Project Approval by a Rebel Without a Clue
Still other project managers prepare to go into project approval meetings ready for battle. Holding a clenched fist into the air, these rebel PMs tell the team members, “I will fight for our plan! Those nitwits in suits will not change one bit of the brilliant plan we have put together.”
The rebel then heads for the meeting room for the planning session with his boss, his boss’s boss and the executive whose signature is on his paycheck. The discussion goes like this:
The executive asks, “What will it take to finish a month earlier? We have two other competitive initiatives and I would like all three to hit the market at the same time.”

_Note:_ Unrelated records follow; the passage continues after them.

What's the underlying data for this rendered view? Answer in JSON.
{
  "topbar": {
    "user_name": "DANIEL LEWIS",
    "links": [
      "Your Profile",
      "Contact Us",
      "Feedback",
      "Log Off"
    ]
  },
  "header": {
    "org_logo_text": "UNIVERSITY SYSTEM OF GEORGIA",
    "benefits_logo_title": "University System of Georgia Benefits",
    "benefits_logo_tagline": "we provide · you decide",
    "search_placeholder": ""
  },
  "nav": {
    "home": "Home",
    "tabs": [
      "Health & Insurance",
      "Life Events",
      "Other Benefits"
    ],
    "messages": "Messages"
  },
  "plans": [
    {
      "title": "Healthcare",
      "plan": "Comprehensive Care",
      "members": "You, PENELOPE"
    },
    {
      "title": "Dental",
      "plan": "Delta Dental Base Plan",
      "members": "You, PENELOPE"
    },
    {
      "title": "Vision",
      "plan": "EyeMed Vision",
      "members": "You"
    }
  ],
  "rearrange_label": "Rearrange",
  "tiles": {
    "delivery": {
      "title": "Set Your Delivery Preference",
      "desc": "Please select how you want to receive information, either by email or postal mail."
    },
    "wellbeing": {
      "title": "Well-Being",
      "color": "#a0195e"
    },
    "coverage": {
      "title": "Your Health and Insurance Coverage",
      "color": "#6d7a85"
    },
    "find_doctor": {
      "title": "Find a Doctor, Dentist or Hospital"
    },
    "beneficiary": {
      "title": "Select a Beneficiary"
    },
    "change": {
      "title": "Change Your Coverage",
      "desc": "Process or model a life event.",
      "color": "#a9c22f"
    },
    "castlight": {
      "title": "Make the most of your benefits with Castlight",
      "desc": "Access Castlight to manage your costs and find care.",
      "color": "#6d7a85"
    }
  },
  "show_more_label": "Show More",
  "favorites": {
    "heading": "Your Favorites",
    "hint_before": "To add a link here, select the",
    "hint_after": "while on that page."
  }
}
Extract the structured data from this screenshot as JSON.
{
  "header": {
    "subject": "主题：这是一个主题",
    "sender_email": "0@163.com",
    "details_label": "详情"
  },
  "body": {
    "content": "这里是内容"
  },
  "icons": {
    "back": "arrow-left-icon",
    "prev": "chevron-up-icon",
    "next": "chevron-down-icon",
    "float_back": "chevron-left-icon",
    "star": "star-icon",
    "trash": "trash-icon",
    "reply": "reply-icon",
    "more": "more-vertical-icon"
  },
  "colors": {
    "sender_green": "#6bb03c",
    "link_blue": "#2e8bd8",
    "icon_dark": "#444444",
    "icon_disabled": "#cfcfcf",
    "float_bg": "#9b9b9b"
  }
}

The PM says, “Finishing earlier is impossible! There is no way we can finish any earlier than June 30th. Even that date will require so much overtime that the team members’ family lives will be horribly disrupted. There’s no way. We can’t do it!”
The controller says, “I’d like to see a little less use of consultants and lower fees. Don’t we have internal people who could do some of this work? Maybe they can work with the consultants.”
The rebel PM answers, “Impossible, we need their expertise and I have negotiated their fees down to a fraction of what they charge other companies.”
These executives huddle for moment as the PM waits behind the podium.
Then the most senior executive says, “We approve the project with a completion date of April 30th and a budget that is $25,000 less than your plan. We’re also more than willing to find another PM if you can’t hit those targets.”
The rebel explains the executives’ treachery to the team members and no one learns any project approval lessons.
The key to successful project approval meetings is for PMs to be ready with options and alternatives for finishing earlier, spending less money and using alternative resources. Good project managers are eager to change the plan to fit the executives’ requirements if the scope, budget and duration are feasible. Learn how to use our proven project approval process and create trade-offs between scope, budget and duration in our online courses with your personal instructor. We can also design a customized seminar for your organization and deliver it online or at your site.